TRY IT -
No pictures go into the copy. Write out every line below exactly.

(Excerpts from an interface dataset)
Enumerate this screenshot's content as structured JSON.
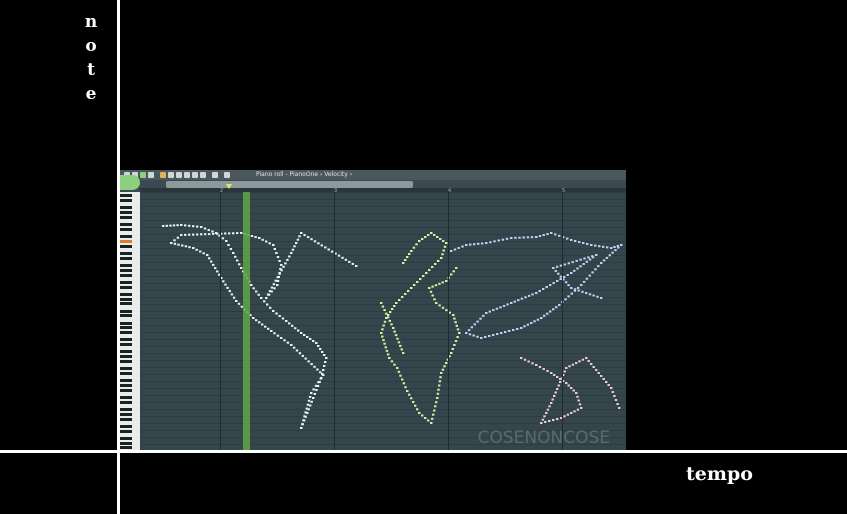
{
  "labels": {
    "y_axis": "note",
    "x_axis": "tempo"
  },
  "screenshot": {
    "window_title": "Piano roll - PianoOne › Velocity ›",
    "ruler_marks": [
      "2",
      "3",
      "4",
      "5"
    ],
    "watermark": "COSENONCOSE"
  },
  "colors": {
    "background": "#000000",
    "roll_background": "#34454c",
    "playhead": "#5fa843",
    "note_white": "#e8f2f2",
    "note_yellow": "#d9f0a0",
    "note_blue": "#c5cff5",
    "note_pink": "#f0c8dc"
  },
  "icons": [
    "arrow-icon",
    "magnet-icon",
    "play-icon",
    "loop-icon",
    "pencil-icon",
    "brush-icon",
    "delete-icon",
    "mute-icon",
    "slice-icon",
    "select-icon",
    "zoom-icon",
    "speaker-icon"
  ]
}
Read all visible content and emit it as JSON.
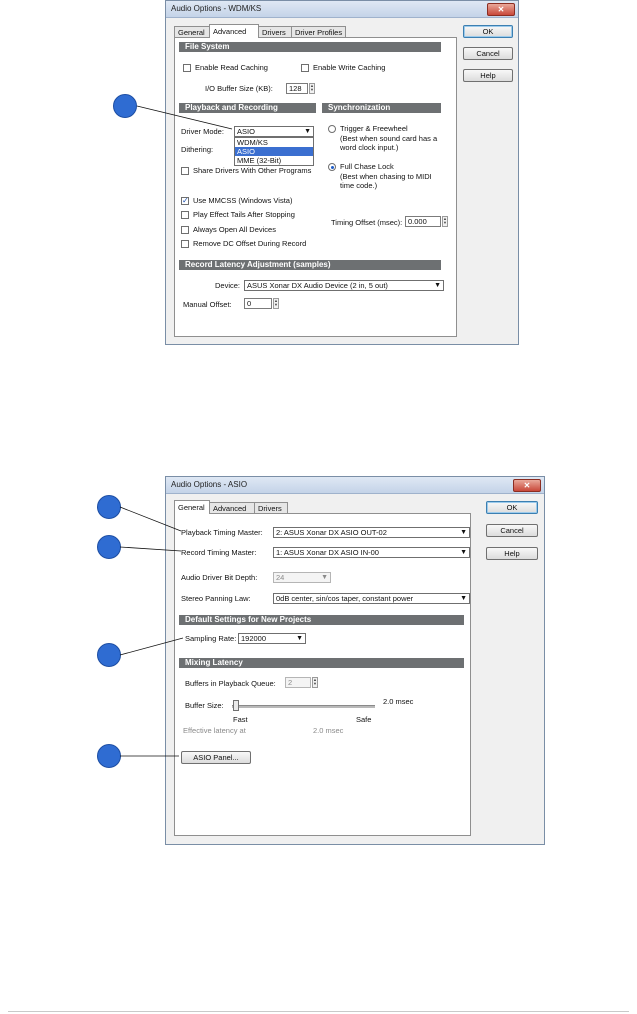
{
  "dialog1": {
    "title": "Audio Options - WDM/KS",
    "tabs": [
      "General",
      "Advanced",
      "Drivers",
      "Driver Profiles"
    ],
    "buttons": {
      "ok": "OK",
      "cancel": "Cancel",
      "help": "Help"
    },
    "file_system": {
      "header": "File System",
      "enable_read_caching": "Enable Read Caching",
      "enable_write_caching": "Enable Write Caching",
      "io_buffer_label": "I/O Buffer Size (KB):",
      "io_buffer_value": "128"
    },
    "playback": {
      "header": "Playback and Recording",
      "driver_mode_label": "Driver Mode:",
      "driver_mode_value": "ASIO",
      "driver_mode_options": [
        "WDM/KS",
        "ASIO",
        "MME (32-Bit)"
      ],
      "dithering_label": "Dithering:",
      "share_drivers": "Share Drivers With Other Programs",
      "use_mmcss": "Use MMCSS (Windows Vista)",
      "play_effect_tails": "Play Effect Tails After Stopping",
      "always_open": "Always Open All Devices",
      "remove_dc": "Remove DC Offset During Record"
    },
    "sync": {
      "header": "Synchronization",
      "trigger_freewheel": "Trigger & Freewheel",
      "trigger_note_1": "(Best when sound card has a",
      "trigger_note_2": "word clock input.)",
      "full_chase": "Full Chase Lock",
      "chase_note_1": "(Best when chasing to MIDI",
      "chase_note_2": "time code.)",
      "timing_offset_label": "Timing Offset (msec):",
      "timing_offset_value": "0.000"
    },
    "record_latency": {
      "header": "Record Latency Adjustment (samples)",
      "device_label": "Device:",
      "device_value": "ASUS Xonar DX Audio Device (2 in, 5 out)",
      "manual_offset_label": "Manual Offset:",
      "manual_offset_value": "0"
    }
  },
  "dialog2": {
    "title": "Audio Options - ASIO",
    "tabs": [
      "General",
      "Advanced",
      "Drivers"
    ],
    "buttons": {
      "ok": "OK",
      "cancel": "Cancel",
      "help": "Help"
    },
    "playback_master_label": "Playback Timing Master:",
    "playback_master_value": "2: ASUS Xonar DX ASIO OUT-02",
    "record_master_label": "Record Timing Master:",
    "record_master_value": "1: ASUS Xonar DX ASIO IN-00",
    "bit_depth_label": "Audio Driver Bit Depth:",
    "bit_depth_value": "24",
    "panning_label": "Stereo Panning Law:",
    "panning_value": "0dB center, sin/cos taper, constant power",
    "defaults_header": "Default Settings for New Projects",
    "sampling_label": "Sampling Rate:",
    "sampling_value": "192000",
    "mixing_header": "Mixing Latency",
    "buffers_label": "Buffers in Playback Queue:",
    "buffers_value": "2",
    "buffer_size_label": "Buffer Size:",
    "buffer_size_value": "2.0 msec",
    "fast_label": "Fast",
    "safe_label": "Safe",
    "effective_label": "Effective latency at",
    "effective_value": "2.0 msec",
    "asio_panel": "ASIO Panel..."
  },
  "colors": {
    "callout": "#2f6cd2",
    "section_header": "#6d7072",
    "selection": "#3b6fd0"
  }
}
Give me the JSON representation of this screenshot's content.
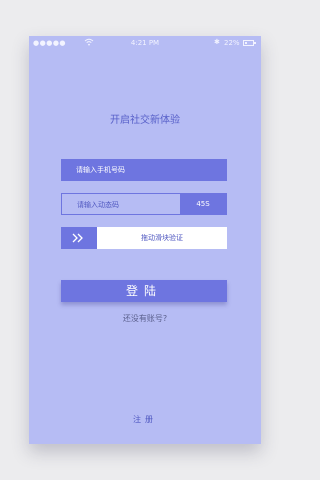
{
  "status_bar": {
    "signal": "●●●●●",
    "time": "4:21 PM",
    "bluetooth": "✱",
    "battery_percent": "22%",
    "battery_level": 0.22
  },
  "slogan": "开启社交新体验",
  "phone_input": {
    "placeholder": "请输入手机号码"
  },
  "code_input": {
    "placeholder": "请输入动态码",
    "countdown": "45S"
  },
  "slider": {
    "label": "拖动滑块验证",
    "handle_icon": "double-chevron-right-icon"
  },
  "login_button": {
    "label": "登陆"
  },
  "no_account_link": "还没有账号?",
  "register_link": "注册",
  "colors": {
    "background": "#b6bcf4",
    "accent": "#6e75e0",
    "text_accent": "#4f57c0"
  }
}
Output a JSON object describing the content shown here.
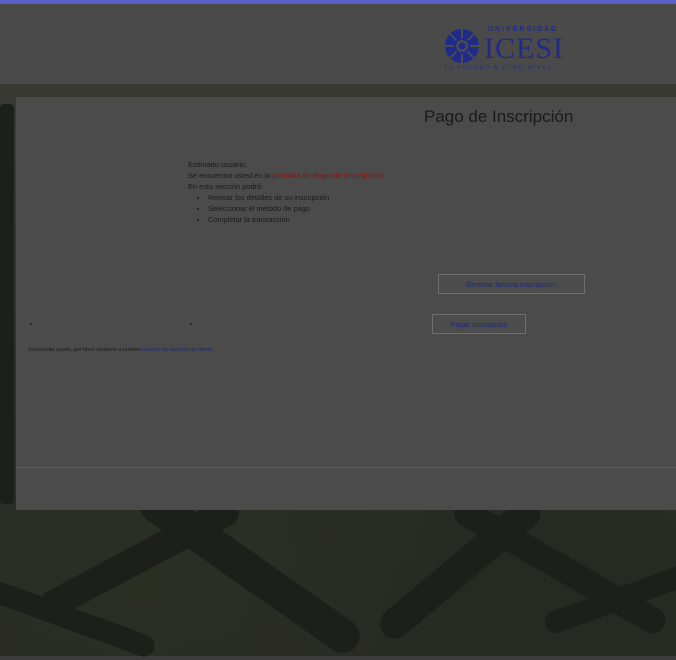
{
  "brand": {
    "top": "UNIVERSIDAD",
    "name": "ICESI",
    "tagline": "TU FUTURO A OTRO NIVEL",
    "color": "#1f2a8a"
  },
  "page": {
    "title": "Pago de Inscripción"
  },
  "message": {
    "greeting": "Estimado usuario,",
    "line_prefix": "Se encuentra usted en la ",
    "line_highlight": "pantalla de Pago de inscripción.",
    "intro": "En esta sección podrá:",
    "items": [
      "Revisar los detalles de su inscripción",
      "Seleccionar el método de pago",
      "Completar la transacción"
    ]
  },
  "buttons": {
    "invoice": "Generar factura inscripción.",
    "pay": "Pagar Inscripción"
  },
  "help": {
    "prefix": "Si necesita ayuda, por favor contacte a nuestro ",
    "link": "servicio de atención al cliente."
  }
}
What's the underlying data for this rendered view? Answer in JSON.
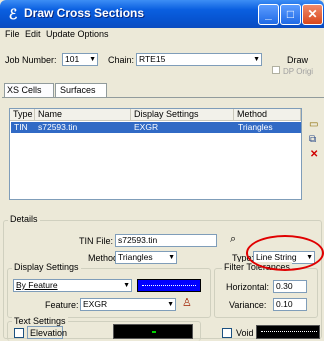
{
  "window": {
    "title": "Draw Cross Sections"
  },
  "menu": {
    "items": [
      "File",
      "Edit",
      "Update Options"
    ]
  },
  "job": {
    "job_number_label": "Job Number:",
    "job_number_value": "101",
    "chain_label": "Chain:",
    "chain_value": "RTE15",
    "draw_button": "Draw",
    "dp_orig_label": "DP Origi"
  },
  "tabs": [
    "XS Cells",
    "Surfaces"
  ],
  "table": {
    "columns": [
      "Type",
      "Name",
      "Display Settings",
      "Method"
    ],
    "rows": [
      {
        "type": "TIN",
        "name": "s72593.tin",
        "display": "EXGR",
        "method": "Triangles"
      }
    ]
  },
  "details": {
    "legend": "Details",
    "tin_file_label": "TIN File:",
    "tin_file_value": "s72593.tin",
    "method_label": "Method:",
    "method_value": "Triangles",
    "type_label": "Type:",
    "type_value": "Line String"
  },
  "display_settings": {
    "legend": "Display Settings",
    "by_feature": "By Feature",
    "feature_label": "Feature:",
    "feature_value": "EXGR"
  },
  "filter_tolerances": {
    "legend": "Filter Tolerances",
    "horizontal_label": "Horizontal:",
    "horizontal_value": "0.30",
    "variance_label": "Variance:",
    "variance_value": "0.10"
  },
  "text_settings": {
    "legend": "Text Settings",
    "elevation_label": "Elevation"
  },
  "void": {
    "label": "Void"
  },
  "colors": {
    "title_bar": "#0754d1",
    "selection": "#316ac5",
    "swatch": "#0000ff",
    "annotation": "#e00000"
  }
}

EXPECTED ANSWER -
Enumerate this screenshot's content as structured JSON.
{
  "labels": {
    "y_axis": "note",
    "x_axis": "tempo"
  },
  "screenshot": {
    "window_title": "Piano roll - PianoOne › Velocity ›",
    "ruler_marks": [
      "2",
      "3",
      "4",
      "5"
    ],
    "watermark": "COSENONCOSE"
  },
  "colors": {
    "background": "#000000",
    "roll_background": "#34454c",
    "playhead": "#5fa843",
    "note_white": "#e8f2f2",
    "note_yellow": "#d9f0a0",
    "note_blue": "#c5cff5",
    "note_pink": "#f0c8dc"
  },
  "icons": [
    "arrow-icon",
    "magnet-icon",
    "play-icon",
    "loop-icon",
    "pencil-icon",
    "brush-icon",
    "delete-icon",
    "mute-icon",
    "slice-icon",
    "select-icon",
    "zoom-icon",
    "speaker-icon"
  ]
}
Read all visible content and emit it as JSON.
{
  "dialog1": {
    "title": "Audio Options - WDM/KS",
    "tabs": [
      "General",
      "Advanced",
      "Drivers",
      "Driver Profiles"
    ],
    "buttons": {
      "ok": "OK",
      "cancel": "Cancel",
      "help": "Help"
    },
    "file_system": {
      "header": "File System",
      "enable_read_caching": "Enable Read Caching",
      "enable_write_caching": "Enable Write Caching",
      "io_buffer_label": "I/O Buffer Size (KB):",
      "io_buffer_value": "128"
    },
    "playback": {
      "header": "Playback and Recording",
      "driver_mode_label": "Driver Mode:",
      "driver_mode_value": "ASIO",
      "driver_mode_options": [
        "WDM/KS",
        "ASIO",
        "MME (32-Bit)"
      ],
      "dithering_label": "Dithering:",
      "share_drivers": "Share Drivers With Other Programs",
      "use_mmcss": "Use MMCSS (Windows Vista)",
      "play_effect_tails": "Play Effect Tails After Stopping",
      "always_open": "Always Open All Devices",
      "remove_dc": "Remove DC Offset During Record"
    },
    "sync": {
      "header": "Synchronization",
      "trigger_freewheel": "Trigger & Freewheel",
      "trigger_note_1": "(Best when sound card has a",
      "trigger_note_2": "word clock input.)",
      "full_chase": "Full Chase Lock",
      "chase_note_1": "(Best when chasing to MIDI",
      "chase_note_2": "time code.)",
      "timing_offset_label": "Timing Offset (msec):",
      "timing_offset_value": "0.000"
    },
    "record_latency": {
      "header": "Record Latency Adjustment (samples)",
      "device_label": "Device:",
      "device_value": "ASUS Xonar DX Audio Device (2 in, 5 out)",
      "manual_offset_label": "Manual Offset:",
      "manual_offset_value": "0"
    }
  },
  "dialog2": {
    "title": "Audio Options - ASIO",
    "tabs": [
      "General",
      "Advanced",
      "Drivers"
    ],
    "buttons": {
      "ok": "OK",
      "cancel": "Cancel",
      "help": "Help"
    },
    "playback_master_label": "Playback Timing Master:",
    "playback_master_value": "2: ASUS Xonar DX ASIO OUT-02",
    "record_master_label": "Record Timing Master:",
    "record_master_value": "1: ASUS Xonar DX ASIO IN-00",
    "bit_depth_label": "Audio Driver Bit Depth:",
    "bit_depth_value": "24",
    "panning_label": "Stereo Panning Law:",
    "panning_value": "0dB center, sin/cos taper, constant power",
    "defaults_header": "Default Settings for New Projects",
    "sampling_label": "Sampling Rate:",
    "sampling_value": "192000",
    "mixing_header": "Mixing Latency",
    "buffers_label": "Buffers in Playback Queue:",
    "buffers_value": "2",
    "buffer_size_label": "Buffer Size:",
    "buffer_size_value": "2.0 msec",
    "fast_label": "Fast",
    "safe_label": "Safe",
    "effective_label": "Effective latency at",
    "effective_value": "2.0 msec",
    "asio_panel": "ASIO Panel..."
  },
  "colors": {
    "callout": "#2f6cd2",
    "section_header": "#6d7072",
    "selection": "#3b6fd0"
  }
}
Give me the JSON representation of this screenshot's content.
{
  "status_bar": {
    "signal": "●●●●●",
    "time": "4:21 PM",
    "bluetooth": "✱",
    "battery_percent": "22%",
    "battery_level": 0.22
  },
  "slogan": "开启社交新体验",
  "phone_input": {
    "placeholder": "请输入手机号码"
  },
  "code_input": {
    "placeholder": "请输入动态码",
    "countdown": "45S"
  },
  "slider": {
    "label": "拖动滑块验证",
    "handle_icon": "double-chevron-right-icon"
  },
  "login_button": {
    "label": "登陆"
  },
  "no_account_link": "还没有账号?",
  "register_link": "注册",
  "colors": {
    "background": "#b6bcf4",
    "accent": "#6e75e0",
    "text_accent": "#4f57c0"
  }
}
Output a JSON object describing the content shown here.
{
  "brand": {
    "top": "UNIVERSIDAD",
    "name": "ICESI",
    "tagline": "TU FUTURO A OTRO NIVEL",
    "color": "#1f2a8a"
  },
  "page": {
    "title": "Pago de Inscripción"
  },
  "message": {
    "greeting": "Estimado usuario,",
    "line_prefix": "Se encuentra usted en la ",
    "line_highlight": "pantalla de Pago de inscripción.",
    "intro": "En esta sección podrá:",
    "items": [
      "Revisar los detalles de su inscripción",
      "Seleccionar el método de pago",
      "Completar la transacción"
    ]
  },
  "buttons": {
    "invoice": "Generar factura inscripción.",
    "pay": "Pagar Inscripción"
  },
  "help": {
    "prefix": "Si necesita ayuda, por favor contacte a nuestro ",
    "link": "servicio de atención al cliente."
  }
}
What's the underlying data for this rendered view? Answer in JSON.
{
  "window": {
    "title": "Draw Cross Sections"
  },
  "menu": {
    "items": [
      "File",
      "Edit",
      "Update Options"
    ]
  },
  "job": {
    "job_number_label": "Job Number:",
    "job_number_value": "101",
    "chain_label": "Chain:",
    "chain_value": "RTE15",
    "draw_button": "Draw",
    "dp_orig_label": "DP Origi"
  },
  "tabs": [
    "XS Cells",
    "Surfaces"
  ],
  "table": {
    "columns": [
      "Type",
      "Name",
      "Display Settings",
      "Method"
    ],
    "rows": [
      {
        "type": "TIN",
        "name": "s72593.tin",
        "display": "EXGR",
        "method": "Triangles"
      }
    ]
  },
  "details": {
    "legend": "Details",
    "tin_file_label": "TIN File:",
    "tin_file_value": "s72593.tin",
    "method_label": "Method:",
    "method_value": "Triangles",
    "type_label": "Type:",
    "type_value": "Line String"
  },
  "display_settings": {
    "legend": "Display Settings",
    "by_feature": "By Feature",
    "feature_label": "Feature:",
    "feature_value": "EXGR"
  },
  "filter_tolerances": {
    "legend": "Filter Tolerances",
    "horizontal_label": "Horizontal:",
    "horizontal_value": "0.30",
    "variance_label": "Variance:",
    "variance_value": "0.10"
  },
  "text_settings": {
    "legend": "Text Settings",
    "elevation_label": "Elevation"
  },
  "void": {
    "label": "Void"
  },
  "colors": {
    "title_bar": "#0754d1",
    "selection": "#316ac5",
    "swatch": "#0000ff",
    "annotation": "#e00000"
  }
}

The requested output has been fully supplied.